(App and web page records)

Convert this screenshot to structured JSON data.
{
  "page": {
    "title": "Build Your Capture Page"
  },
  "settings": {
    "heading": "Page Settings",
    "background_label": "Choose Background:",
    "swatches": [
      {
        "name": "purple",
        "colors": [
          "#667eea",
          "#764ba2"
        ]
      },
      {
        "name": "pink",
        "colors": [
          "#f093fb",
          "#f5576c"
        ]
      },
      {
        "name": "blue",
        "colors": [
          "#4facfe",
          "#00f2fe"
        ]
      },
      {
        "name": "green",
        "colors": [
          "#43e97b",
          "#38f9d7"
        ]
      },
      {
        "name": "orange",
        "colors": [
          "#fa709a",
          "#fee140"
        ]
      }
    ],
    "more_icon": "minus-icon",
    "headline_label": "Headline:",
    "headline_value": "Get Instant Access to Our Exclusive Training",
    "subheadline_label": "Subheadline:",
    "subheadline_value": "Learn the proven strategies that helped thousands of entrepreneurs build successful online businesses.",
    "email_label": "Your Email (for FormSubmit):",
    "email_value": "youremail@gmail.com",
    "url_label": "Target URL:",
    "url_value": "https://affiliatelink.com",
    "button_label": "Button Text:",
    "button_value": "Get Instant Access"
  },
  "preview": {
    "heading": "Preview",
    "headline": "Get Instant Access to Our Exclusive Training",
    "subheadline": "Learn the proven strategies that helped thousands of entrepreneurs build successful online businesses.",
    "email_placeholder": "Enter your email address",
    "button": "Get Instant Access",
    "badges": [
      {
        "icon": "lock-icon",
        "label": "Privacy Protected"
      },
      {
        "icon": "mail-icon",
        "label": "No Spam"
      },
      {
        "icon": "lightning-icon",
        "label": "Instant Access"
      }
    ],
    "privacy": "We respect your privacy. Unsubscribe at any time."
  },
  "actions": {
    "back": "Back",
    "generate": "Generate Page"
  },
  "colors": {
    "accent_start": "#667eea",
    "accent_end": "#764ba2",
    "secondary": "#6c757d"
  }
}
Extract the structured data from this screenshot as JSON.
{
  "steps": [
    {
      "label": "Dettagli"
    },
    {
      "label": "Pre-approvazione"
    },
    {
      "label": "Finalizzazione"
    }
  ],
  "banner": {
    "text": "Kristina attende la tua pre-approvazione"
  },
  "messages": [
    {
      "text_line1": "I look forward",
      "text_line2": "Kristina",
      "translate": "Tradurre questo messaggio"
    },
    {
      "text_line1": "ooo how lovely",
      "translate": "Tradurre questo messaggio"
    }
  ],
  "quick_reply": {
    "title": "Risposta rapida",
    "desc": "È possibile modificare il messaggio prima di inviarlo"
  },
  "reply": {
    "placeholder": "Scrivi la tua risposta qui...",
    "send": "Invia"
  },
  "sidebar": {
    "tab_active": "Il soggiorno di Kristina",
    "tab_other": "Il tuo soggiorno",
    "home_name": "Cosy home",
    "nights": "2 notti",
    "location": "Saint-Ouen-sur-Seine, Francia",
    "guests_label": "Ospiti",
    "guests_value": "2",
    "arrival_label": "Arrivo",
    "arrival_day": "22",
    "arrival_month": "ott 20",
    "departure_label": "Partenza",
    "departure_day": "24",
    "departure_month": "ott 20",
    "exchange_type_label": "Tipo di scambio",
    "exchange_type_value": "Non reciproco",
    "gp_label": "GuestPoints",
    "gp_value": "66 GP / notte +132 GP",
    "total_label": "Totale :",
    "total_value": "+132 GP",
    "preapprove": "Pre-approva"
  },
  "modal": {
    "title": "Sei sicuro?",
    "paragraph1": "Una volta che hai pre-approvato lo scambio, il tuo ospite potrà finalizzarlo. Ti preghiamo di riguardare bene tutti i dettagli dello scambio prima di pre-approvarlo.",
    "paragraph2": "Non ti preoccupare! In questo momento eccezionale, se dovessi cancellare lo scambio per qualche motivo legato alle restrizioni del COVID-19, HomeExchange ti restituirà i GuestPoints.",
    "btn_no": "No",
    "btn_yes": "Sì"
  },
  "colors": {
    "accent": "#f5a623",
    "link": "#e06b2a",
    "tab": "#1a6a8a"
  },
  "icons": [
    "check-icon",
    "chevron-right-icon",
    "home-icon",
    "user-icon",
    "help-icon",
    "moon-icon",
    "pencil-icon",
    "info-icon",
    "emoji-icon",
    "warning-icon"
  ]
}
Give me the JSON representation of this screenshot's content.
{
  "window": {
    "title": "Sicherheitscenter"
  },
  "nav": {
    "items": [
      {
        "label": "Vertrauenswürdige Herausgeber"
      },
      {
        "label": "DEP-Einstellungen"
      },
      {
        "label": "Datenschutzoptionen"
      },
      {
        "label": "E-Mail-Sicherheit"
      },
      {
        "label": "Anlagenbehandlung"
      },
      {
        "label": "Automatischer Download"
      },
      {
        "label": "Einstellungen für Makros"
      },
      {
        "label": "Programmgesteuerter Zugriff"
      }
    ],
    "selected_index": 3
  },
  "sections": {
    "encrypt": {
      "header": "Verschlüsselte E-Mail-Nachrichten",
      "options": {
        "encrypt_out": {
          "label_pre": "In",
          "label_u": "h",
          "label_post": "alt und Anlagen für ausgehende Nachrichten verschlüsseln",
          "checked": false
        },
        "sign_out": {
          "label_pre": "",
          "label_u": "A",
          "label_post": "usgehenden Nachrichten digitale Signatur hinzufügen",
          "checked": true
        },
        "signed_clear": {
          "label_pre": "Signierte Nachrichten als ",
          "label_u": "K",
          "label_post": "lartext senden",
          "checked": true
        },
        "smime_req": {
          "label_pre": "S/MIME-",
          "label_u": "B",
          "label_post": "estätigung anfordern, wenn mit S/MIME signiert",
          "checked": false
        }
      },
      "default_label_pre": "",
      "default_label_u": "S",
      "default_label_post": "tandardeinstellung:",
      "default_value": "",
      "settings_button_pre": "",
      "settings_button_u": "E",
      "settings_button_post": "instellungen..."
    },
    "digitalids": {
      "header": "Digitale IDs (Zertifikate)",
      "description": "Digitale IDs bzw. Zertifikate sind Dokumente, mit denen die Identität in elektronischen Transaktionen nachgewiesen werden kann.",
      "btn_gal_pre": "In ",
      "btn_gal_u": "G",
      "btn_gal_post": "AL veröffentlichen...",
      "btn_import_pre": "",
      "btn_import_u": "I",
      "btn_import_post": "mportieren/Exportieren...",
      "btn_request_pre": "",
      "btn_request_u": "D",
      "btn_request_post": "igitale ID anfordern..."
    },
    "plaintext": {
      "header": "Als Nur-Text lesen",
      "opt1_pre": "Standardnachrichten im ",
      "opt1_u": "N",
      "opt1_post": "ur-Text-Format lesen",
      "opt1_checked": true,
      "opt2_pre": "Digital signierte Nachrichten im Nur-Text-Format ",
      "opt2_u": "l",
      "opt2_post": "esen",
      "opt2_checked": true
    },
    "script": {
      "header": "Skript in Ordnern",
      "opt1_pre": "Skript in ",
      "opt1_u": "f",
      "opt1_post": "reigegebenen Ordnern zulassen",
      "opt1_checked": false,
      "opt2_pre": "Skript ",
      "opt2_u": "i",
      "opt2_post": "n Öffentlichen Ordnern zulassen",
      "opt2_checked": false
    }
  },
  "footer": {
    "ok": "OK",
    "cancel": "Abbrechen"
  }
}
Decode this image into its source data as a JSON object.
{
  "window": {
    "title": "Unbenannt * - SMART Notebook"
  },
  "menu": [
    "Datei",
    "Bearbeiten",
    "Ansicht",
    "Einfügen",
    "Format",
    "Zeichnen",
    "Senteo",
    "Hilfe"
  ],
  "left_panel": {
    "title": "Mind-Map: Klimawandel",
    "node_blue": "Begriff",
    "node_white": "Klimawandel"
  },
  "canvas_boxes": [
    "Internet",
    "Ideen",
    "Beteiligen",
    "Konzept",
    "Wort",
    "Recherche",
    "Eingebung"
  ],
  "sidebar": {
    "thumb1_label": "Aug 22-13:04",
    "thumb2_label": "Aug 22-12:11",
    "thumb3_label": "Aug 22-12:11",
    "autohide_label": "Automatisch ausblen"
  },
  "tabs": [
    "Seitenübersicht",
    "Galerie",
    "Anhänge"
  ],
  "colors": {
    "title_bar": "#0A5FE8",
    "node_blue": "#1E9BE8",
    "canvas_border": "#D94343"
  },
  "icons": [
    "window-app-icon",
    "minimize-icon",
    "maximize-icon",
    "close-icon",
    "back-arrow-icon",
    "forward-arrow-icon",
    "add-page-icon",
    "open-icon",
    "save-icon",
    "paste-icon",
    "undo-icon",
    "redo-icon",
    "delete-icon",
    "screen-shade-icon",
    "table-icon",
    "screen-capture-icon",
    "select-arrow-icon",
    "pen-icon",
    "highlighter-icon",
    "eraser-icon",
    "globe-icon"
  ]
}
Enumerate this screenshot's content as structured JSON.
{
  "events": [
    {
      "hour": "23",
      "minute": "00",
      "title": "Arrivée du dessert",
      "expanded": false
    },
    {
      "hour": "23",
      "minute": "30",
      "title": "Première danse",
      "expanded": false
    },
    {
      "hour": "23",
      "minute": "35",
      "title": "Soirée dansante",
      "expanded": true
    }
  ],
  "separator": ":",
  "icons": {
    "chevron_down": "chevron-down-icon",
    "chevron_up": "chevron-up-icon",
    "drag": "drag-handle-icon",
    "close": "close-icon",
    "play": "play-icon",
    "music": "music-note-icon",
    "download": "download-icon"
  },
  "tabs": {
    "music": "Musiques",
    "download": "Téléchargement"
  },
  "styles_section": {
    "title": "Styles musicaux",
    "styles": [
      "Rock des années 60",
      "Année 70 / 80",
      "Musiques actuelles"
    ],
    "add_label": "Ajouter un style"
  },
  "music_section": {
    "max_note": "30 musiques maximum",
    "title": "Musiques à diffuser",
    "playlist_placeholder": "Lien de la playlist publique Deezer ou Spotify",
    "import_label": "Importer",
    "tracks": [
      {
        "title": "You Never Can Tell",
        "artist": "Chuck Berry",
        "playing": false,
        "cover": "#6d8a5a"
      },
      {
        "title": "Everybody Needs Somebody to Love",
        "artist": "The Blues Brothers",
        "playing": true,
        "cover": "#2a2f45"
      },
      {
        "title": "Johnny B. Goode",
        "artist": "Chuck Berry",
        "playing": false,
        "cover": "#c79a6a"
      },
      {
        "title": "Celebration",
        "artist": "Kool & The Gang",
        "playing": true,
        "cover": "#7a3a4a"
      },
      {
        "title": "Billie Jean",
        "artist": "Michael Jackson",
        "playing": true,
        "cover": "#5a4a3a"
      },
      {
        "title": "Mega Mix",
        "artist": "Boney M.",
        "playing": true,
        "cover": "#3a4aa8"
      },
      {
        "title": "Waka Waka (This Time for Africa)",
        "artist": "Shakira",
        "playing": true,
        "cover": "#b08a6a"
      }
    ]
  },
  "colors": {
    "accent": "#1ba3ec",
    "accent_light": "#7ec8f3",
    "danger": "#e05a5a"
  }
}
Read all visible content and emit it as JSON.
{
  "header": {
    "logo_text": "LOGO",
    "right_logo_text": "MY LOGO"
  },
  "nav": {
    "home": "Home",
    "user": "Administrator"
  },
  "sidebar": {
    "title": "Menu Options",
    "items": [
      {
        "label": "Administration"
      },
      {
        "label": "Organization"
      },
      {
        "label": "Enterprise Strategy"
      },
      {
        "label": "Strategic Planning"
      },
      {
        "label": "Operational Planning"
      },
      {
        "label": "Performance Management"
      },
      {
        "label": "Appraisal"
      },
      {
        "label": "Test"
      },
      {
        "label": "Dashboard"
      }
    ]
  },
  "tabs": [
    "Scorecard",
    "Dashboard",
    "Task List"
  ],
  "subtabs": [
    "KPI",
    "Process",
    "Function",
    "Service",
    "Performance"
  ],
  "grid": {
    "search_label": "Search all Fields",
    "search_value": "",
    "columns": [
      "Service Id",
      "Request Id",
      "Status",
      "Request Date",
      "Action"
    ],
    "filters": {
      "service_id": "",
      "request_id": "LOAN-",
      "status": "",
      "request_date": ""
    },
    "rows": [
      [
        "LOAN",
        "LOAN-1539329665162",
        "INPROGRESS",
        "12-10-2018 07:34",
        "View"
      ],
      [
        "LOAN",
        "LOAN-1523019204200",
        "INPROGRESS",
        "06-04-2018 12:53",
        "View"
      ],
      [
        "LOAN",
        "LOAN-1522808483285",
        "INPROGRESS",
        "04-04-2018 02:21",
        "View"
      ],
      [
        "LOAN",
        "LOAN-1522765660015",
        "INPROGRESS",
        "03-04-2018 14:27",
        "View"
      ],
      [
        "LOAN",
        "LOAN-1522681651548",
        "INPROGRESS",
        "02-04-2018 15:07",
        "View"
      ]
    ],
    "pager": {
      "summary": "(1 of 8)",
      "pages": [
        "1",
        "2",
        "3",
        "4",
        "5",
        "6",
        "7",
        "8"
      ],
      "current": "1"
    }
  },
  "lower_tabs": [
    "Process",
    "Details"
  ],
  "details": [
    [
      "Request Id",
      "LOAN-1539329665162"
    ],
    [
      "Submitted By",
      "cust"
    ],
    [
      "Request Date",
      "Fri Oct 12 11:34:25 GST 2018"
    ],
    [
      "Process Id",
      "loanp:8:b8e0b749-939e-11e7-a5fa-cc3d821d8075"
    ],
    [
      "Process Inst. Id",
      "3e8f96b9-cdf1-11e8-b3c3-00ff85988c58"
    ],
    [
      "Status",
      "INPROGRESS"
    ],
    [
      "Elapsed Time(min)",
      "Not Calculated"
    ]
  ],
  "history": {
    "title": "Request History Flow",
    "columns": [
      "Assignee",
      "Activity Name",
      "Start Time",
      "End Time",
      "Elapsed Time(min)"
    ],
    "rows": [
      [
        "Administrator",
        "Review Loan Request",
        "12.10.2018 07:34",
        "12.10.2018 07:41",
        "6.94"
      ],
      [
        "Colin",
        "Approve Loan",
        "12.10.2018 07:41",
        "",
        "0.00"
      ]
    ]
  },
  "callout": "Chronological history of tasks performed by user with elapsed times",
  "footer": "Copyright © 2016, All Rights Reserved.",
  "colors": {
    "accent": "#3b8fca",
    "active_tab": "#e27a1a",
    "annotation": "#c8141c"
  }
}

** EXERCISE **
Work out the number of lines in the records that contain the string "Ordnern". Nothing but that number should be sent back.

** TASK OUTPUT **
3